Open SUNY does not mean Open Admissions – Open SUNY refers to on-line programs being offered across SUNY campuses.  This will not affect standards or our acceptance or rejection rates.

Students in the School of Art and Design are subjected to taking 3-hour classes that only account for 1.5 credit hours. This results in many students taking over 10 classes per semester, which can sometimes be unbearable. Can the curriculum for these majors be reviewed to ensure that students are not taking extreme amounts of classes per semester?

We agree. Vice President Oliva described the curricular review process that is currently taking place and also stated that NASAD (the accrediting agency for art and design programs) has asked that we review this as well.  We understand that this can be burdensome for some students and we are examining this issue.  We hope to eliminate or at least reduce the number of courses that are 1.5 credit hours.

FIT does not fit the mold of any one type of institution, but it was rumored that we will be moving away from being a community college, is that true? And if so what changes are we making? And how will that effect the students in the future?

This is not true.  FIT is a community college and we have no plans to change our status. We are fortunate that we can offer bachelors and masters degrees, but will continue to do so while maintaining our community college status.

We all hear that FIT is a top school when it comes to connections to the industries we teach. We’d like to know if is there a connection between FIT and New York Fashion Week in a way that they can offer us more jobs in the events and not just volunteering as dressers and hosts — for example in the modeling and styling fields? How can we bring more opportunities for these two crucial aspects of the fashion industry to the students here at FIT, considering we have connections with many world renowned designers?

Volunteer experiences are a great way to start.  We work very hard with the industries we serve to provide volunteer opportunities.  Internships provide even better opportunities for entrées directly into the industries. We must also realize that Fashion Week is a big business and a very expensive undertaking for companies.  They use professional services to put their best foot forward.
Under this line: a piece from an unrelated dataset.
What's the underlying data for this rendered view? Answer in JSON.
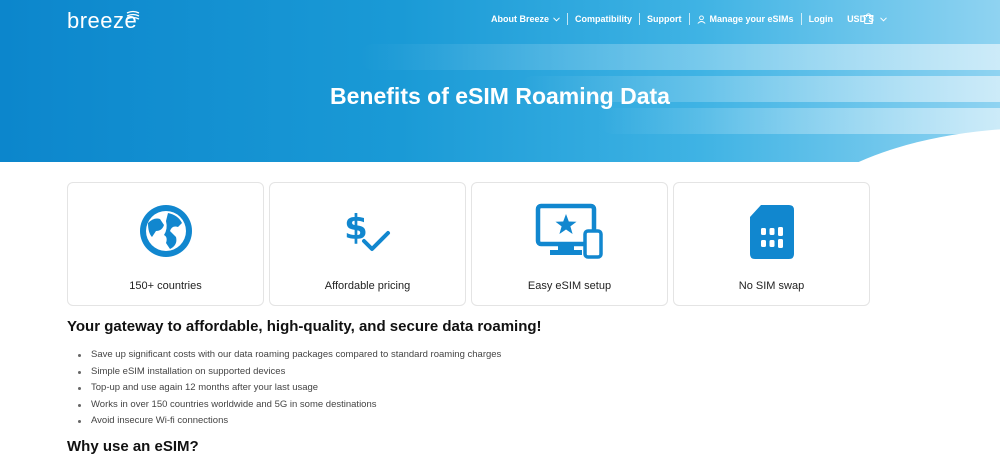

Therefore it is not really an opportunity for students other than behind the scenes. It is however, a great opportunity to be exposed to the production as a volunteer experience.